This is the fourth time I’ve written this post, to introduce the conversation I’m going to be hosting on Thursday for Ohio SHRM. Part of what I’m going to be talking about, and the questions I’m going to be asking revolve around the skills gap and employability, and how this impacts on HR thinking. I had the post nailed, then I had a conversation with John Sumser, and he pointed me towards a post that was out today that really illustrates this point.
One of the things I’m going to be looking at is how work is changing globally. When we look at the what is termed the war for talent, there isn’t really a war at all.How can there be when unemployment is rising in most western economies?
At the same time, there are increased numbers of reported job openings most months. We have more jobs, and more unemployed. There is a serious gap between the perceived skills of the unemployed and the talent that’s being sought.
The gap lies in our education systems and employability preparation delivered in university establishments across the world.Compare the figures for vocational study against what I would term “recreational” study delivered and taken up around the globe. Work is changing fast, and education is lagging far behind, hence the reason for the gap, and it is a real problem for the unemployed.
Those with the skills that are needed are already employed. The real war is in hiring other people’s talent, and in implementing the right initiatives. to keep the talent you have. Talent retention is probably more important than talent attraction right now, and a big part of retention is in skills development right now.How many companies focus on retention first as the number one challenge, identifying what really motivates people out of the text-book, and delivering that within an organisation through real internal mobility, security and other initiatives that keep people in the business. It’s a lot cheaper and less risk to keep the people you have and develop them, and a lot less risk, than it is going out and hiring.
The recovery we have seen has been well described as the jobless recovery. Demand has shifted to knowledge workers in areas like technology, consulting, information, data and the sectors that support for industries, 1000′s of jobs have been lost in sectors like manufacturing where any recovery has been automation lead. The jobs for those laid off just don’t exist. Should Governments be looking at pumping money in to job creation in ailing industries, or would it be better spent on education and employability?
The next real question is what education should look like, and how we should gauge knowledge and skills. We are still largely led by academic qualification. Training and learning is still increasingly driven by curriculum, exams and certification, but does this really tell us anything about the people we need to employ? I’m seeing a trend in my own profession, recruiting, where training providers and trade bodies are moving towards this, increasingly championing their latest accreditation with one university or another. Are these qualifications a reflection on employbility or suitability?
Here comes the next challenge, the way in which people learn now to the way in which we learnt in the past. The skill sets needed for the new economy are largely learnt by doing rather than thinking and studying.

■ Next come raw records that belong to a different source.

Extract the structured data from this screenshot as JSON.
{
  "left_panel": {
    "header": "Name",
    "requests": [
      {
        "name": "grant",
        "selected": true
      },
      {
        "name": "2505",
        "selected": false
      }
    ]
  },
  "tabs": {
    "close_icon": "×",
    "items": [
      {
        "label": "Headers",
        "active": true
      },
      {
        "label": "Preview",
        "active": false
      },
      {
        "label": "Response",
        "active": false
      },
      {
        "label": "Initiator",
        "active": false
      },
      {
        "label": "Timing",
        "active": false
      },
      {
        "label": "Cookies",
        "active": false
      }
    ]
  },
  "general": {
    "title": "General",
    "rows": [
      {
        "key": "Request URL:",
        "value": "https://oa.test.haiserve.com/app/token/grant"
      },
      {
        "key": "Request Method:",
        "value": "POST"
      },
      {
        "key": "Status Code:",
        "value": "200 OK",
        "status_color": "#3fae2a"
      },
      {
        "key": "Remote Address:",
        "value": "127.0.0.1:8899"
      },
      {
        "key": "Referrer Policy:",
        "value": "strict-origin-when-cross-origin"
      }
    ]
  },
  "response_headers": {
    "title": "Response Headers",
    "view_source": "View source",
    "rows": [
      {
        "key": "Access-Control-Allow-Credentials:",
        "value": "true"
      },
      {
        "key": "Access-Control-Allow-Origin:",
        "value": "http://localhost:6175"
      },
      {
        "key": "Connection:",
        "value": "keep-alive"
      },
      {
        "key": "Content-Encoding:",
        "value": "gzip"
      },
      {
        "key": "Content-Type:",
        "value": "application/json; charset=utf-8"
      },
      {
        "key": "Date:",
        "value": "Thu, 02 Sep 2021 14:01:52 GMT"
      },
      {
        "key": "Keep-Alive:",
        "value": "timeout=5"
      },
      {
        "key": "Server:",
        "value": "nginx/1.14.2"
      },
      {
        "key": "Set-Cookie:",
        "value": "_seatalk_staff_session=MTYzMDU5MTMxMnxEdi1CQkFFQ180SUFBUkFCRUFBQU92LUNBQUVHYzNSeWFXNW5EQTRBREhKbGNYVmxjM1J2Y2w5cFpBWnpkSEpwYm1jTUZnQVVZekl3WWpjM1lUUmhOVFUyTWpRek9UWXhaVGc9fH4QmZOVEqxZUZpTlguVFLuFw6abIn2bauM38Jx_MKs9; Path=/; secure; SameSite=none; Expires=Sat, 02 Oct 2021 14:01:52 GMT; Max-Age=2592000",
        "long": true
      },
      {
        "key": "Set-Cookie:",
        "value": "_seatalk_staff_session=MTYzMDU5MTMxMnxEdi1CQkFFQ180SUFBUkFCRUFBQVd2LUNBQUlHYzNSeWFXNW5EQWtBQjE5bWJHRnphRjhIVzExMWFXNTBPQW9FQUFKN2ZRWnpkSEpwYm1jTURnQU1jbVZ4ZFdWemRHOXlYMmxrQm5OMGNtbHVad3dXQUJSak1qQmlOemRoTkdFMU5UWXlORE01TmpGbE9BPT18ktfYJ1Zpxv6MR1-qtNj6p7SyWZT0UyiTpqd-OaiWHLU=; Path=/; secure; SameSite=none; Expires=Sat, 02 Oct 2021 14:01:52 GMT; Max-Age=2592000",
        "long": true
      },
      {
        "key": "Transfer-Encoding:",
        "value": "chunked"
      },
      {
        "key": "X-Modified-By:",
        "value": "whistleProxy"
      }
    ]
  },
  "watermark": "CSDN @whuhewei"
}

A clear example of this prompted this change of post.
Gamers, using gaming technology and skills honed over hours on gaming platforms have cracked a problem that academic scientists have been puzling over and failing for the last 10- years.

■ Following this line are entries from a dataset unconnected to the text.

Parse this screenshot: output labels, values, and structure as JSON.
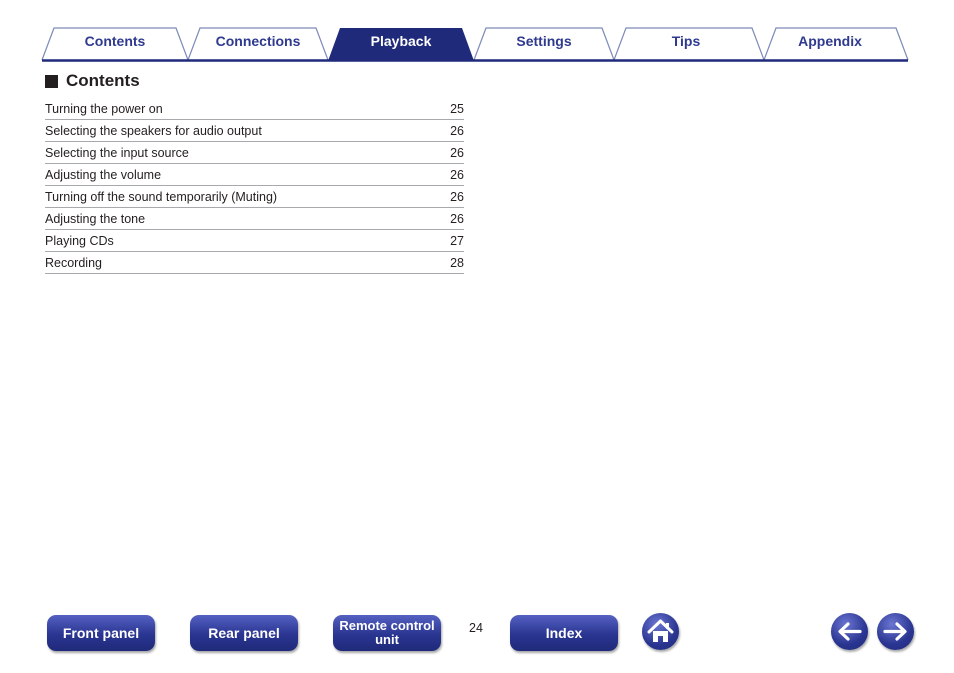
{
  "tabs": [
    {
      "label": "Contents",
      "active": false
    },
    {
      "label": "Connections",
      "active": false
    },
    {
      "label": "Playback",
      "active": true
    },
    {
      "label": "Settings",
      "active": false
    },
    {
      "label": "Tips",
      "active": false
    },
    {
      "label": "Appendix",
      "active": false
    }
  ],
  "section": {
    "title": "Contents"
  },
  "toc": [
    {
      "label": "Turning the power on",
      "page": "25"
    },
    {
      "label": "Selecting the speakers for audio output",
      "page": "26"
    },
    {
      "label": "Selecting the input source",
      "page": "26"
    },
    {
      "label": "Adjusting the volume",
      "page": "26"
    },
    {
      "label": "Turning off the sound temporarily (Muting)",
      "page": "26"
    },
    {
      "label": "Adjusting the tone",
      "page": "26"
    },
    {
      "label": "Playing CDs",
      "page": "27"
    },
    {
      "label": "Recording",
      "page": "28"
    }
  ],
  "nav": {
    "front_panel": "Front panel",
    "rear_panel": "Rear panel",
    "remote_line1": "Remote control",
    "remote_line2": "unit",
    "page_number": "24",
    "index": "Index",
    "home_icon": "home-icon",
    "back_icon": "arrow-left-icon",
    "forward_icon": "arrow-right-icon"
  },
  "colors": {
    "tab_text": "#2f3a8f",
    "active_tab": "#1f2a7a",
    "button": "#2a3591",
    "rule": "#a7a9ac"
  }
}
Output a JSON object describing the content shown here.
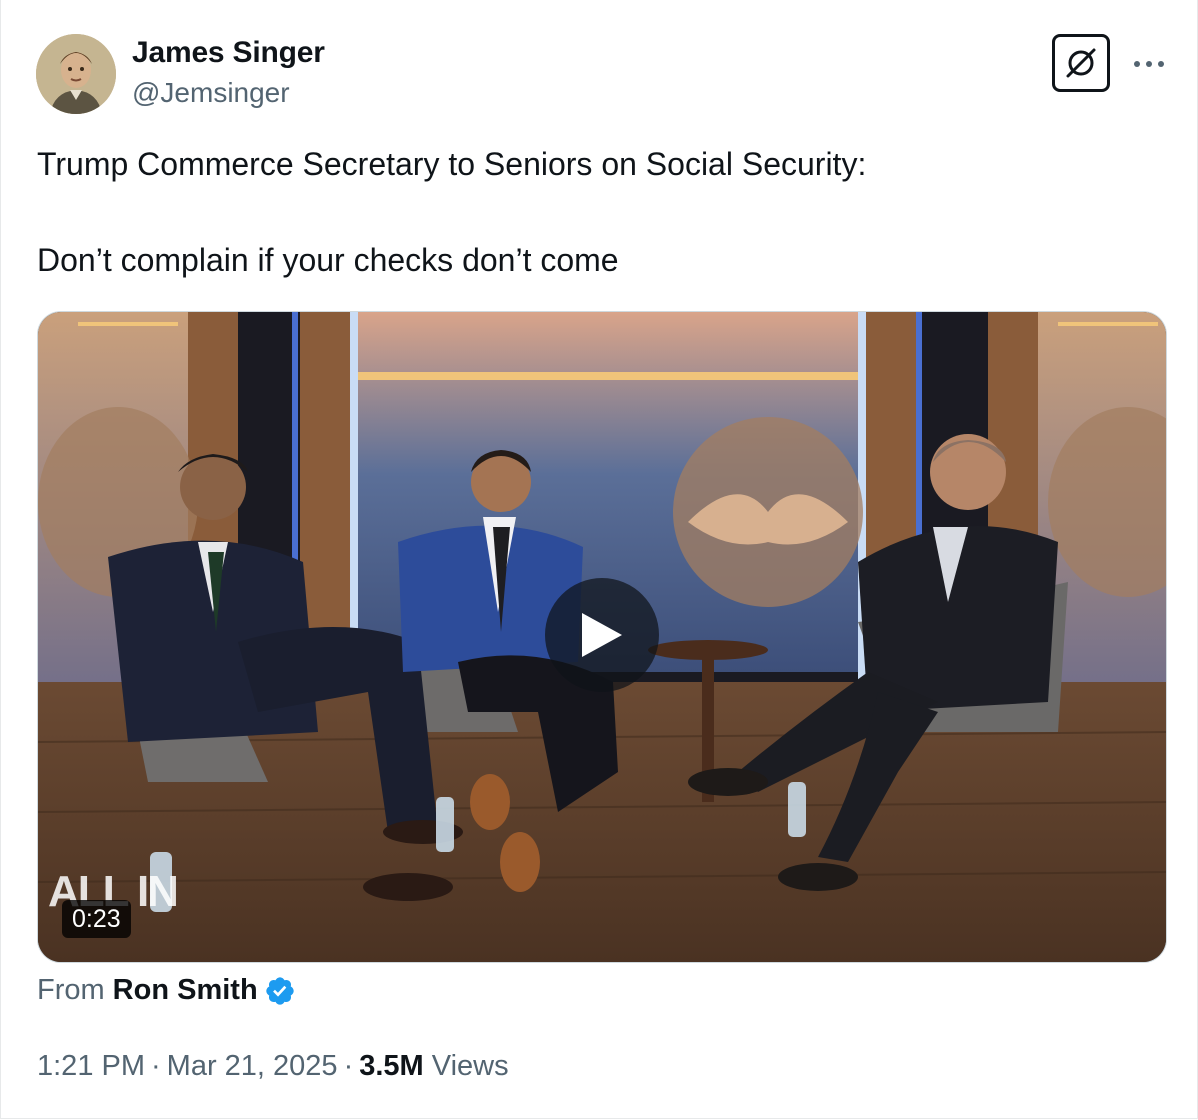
{
  "author": {
    "display_name": "James Singer",
    "handle": "@Jemsinger",
    "avatar_icon": "avatar-photo"
  },
  "actions": {
    "grok_icon": "grok-icon",
    "more_icon": "more-dots-icon"
  },
  "tweet": {
    "line1": "Trump Commerce Secretary to Seniors on Social Security:",
    "line2": "Don’t complain if your checks don’t come"
  },
  "video": {
    "duration": "0:23",
    "watermark": "ALL IN",
    "play_icon": "play-icon"
  },
  "attribution": {
    "from_label": "From",
    "source_name": "Ron Smith",
    "verified_icon": "verified-badge-icon",
    "verified_color": "#1d9bf0"
  },
  "meta": {
    "time": "1:21 PM",
    "separator": "·",
    "date": "Mar 21, 2025",
    "views_count": "3.5M",
    "views_label": "Views"
  },
  "colors": {
    "text_primary": "#0f1419",
    "text_secondary": "#536471",
    "border": "#cfd9de"
  }
}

The problem solved is huge and could lead to a cure for aids. real, life changing stuff.
To understand why the gamers could do what the scientists couldn’t, you need to look at some of the characteristics of your average world of warcraft gamer.

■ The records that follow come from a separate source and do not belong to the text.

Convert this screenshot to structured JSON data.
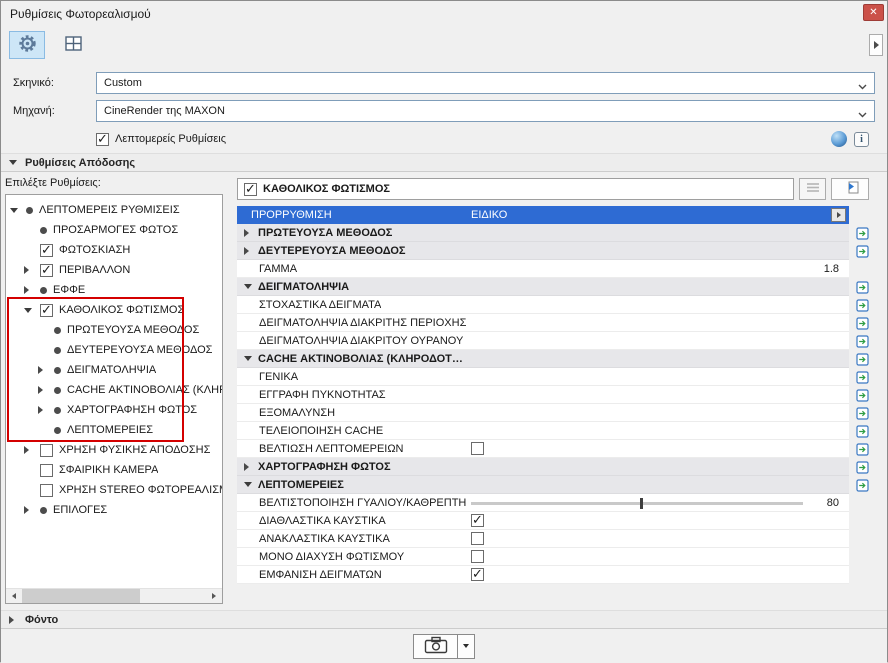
{
  "window": {
    "title": "Ρυθμίσεις Φωτορεαλισμού",
    "close_glyph": "✕"
  },
  "form": {
    "scene_label": "Σκηνικό:",
    "scene_value": "Custom",
    "engine_label": "Μηχανή:",
    "engine_value": "CineRender της MAXON",
    "detailed_settings_label": "Λεπτομερείς Ρυθμίσεις",
    "detailed_settings_checked": true
  },
  "sections": {
    "render_settings": {
      "label": "Ρυθμίσεις Απόδοσης",
      "expanded": true
    },
    "background": {
      "label": "Φόντο",
      "expanded": false
    }
  },
  "tree": {
    "caption": "Επιλέξτε Ρυθμίσεις:",
    "items": [
      {
        "label": "ΛΕΠΤΟΜΕΡΕΙΣ ΡΥΘΜΙΣΕΙΣ",
        "depth": 0,
        "expander": "expanded",
        "marker": "bullet"
      },
      {
        "label": "ΠΡΟΣΑΡΜΟΓΕΣ ΦΩΤΟΣ",
        "depth": 1,
        "expander": "none",
        "marker": "bullet"
      },
      {
        "label": "ΦΩΤΟΣΚΙΑΣΗ",
        "depth": 1,
        "expander": "none",
        "marker": "checkbox",
        "checked": true
      },
      {
        "label": "ΠΕΡΙΒΑΛΛΟΝ",
        "depth": 1,
        "expander": "collapsed",
        "marker": "checkbox",
        "checked": true
      },
      {
        "label": "ΕΦΦΕ",
        "depth": 1,
        "expander": "collapsed",
        "marker": "bullet"
      },
      {
        "label": "ΚΑΘΟΛΙΚΟΣ ΦΩΤΙΣΜΟΣ",
        "depth": 1,
        "expander": "expanded",
        "marker": "checkbox",
        "checked": true,
        "highlighted": true
      },
      {
        "label": "ΠΡΩΤΕΥΟΥΣΑ ΜΕΘΟΔΟΣ",
        "depth": 2,
        "expander": "none",
        "marker": "bullet",
        "highlighted": true
      },
      {
        "label": "ΔΕΥΤΕΡΕΥΟΥΣΑ ΜΕΘΟΔΟΣ",
        "depth": 2,
        "expander": "none",
        "marker": "bullet",
        "highlighted": true
      },
      {
        "label": "ΔΕΙΓΜΑΤΟΛΗΨΙΑ",
        "depth": 2,
        "expander": "collapsed",
        "marker": "bullet",
        "highlighted": true
      },
      {
        "label": "CACHE ΑΚΤΙΝΟΒΟΛΙΑΣ (ΚΛΗΡΟ.",
        "depth": 2,
        "expander": "collapsed",
        "marker": "bullet",
        "highlighted": true
      },
      {
        "label": "ΧΑΡΤΟΓΡΑΦΗΣΗ ΦΩΤΟΣ",
        "depth": 2,
        "expander": "collapsed",
        "marker": "bullet",
        "highlighted": true
      },
      {
        "label": "ΛΕΠΤΟΜΕΡΕΙΕΣ",
        "depth": 2,
        "expander": "none",
        "marker": "bullet",
        "highlighted": true
      },
      {
        "label": "ΧΡΗΣΗ ΦΥΣΙΚΗΣ ΑΠΟΔΟΣΗΣ",
        "depth": 1,
        "expander": "collapsed",
        "marker": "checkbox",
        "checked": false
      },
      {
        "label": "ΣΦΑΙΡΙΚΗ ΚΑΜΕΡΑ",
        "depth": 1,
        "expander": "none",
        "marker": "checkbox",
        "checked": false
      },
      {
        "label": "ΧΡΗΣΗ STEREO ΦΩΤΟΡΕΑΛΙΣΜΟΥ",
        "depth": 1,
        "expander": "none",
        "marker": "checkbox",
        "checked": false
      },
      {
        "label": "ΕΠΙΛΟΓΕΣ",
        "depth": 1,
        "expander": "collapsed",
        "marker": "bullet"
      }
    ]
  },
  "panel": {
    "title": "ΚΑΘΟΛΙΚΟΣ ΦΩΤΙΣΜΟΣ",
    "title_checked": true,
    "rows": [
      {
        "type": "preset",
        "label": "ΠΡΟΡΡΥΘΜΙΣΗ",
        "value": "ΕΙΔΙΚΟ",
        "selected": true
      },
      {
        "type": "group",
        "label": "ΠΡΩΤΕΥΟΥΣΑ ΜΕΘΟΔΟΣ",
        "expanded": false,
        "link": true
      },
      {
        "type": "group",
        "label": "ΔΕΥΤΕΡΕΥΟΥΣΑ ΜΕΘΟΔΟΣ",
        "expanded": false,
        "link": true
      },
      {
        "type": "value",
        "label": "ΓΑΜΜΑ",
        "value": "1.8"
      },
      {
        "type": "group",
        "label": "ΔΕΙΓΜΑΤΟΛΗΨΙΑ",
        "expanded": true,
        "link": true
      },
      {
        "type": "item",
        "label": "ΣΤΟΧΑΣΤΙΚΑ ΔΕΙΓΜΑΤΑ",
        "link": true
      },
      {
        "type": "item",
        "label": "ΔΕΙΓΜΑΤΟΛΗΨΙΑ ΔΙΑΚΡΙΤΗΣ ΠΕΡΙΟΧΗΣ",
        "link": true
      },
      {
        "type": "item",
        "label": "ΔΕΙΓΜΑΤΟΛΗΨΙΑ ΔΙΑΚΡΙΤΟΥ ΟΥΡΑΝΟΥ",
        "link": true
      },
      {
        "type": "group",
        "label": "CACHE ΑΚΤΙΝΟΒΟΛΙΑΣ (ΚΛΗΡΟΔΟΤ…",
        "expanded": true,
        "link": true
      },
      {
        "type": "item",
        "label": "ΓΕΝΙΚΑ",
        "link": true
      },
      {
        "type": "item",
        "label": "ΕΓΓΡΑΦΗ ΠΥΚΝΟΤΗΤΑΣ",
        "link": true
      },
      {
        "type": "item",
        "label": "ΕΞΟΜΑΛΥΝΣΗ",
        "link": true
      },
      {
        "type": "item",
        "label": "ΤΕΛΕΙΟΠΟΙΗΣΗ CACHE",
        "link": true
      },
      {
        "type": "checkbox",
        "label": "ΒΕΛΤΙΩΣΗ ΛΕΠΤΟΜΕΡΕΙΩΝ",
        "checked": false,
        "link": true
      },
      {
        "type": "group",
        "label": "ΧΑΡΤΟΓΡΑΦΗΣΗ ΦΩΤΟΣ",
        "expanded": false,
        "link": true
      },
      {
        "type": "group",
        "label": "ΛΕΠΤΟΜΕΡΕΙΕΣ",
        "expanded": true,
        "link": true
      },
      {
        "type": "slider",
        "label": "ΒΕΛΤΙΣΤΟΠΟΙΗΣΗ ΓΥΑΛΙΟΥ/ΚΑΘΡΕΠΤΗ",
        "value": "80",
        "percent": 51
      },
      {
        "type": "checkbox",
        "label": "ΔΙΑΘΛΑΣΤΙΚΑ ΚΑΥΣΤΙΚΑ",
        "checked": true
      },
      {
        "type": "checkbox",
        "label": "ΑΝΑΚΛΑΣΤΙΚΑ ΚΑΥΣΤΙΚΑ",
        "checked": false
      },
      {
        "type": "checkbox",
        "label": "ΜΟΝΟ ΔΙΑΧΥΣΗ ΦΩΤΙΣΜΟΥ",
        "checked": false
      },
      {
        "type": "checkbox",
        "label": "ΕΜΦΑΝΙΣΗ ΔΕΙΓΜΑΤΩΝ",
        "checked": true
      }
    ]
  }
}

High level problem solving skills.
Dedicated to finding solutions to new, complex problems.
Driven by achievement and recognition.
Seeing the game not the problem
It could also be argued that they are great at leadership, recruiting armies, keeping them happy and leading them in to battle, while working out the best strategy and keeping an eye on what stock you have to fight future battles.Lotsof skills that could be transferable to a range of situations.
I love the story of the gamers doing what the scientists and academics couldn’t do, but it does challenge the status quo on how and who we hire, where we might find them, reward them and manage them. I’m really looking forward to discussing this and other areas that span the globe, as well as giving some real examples of how things are changing.
From what I’ve seen so far, I’m going to be in great company.
Ohio, thanks for having me!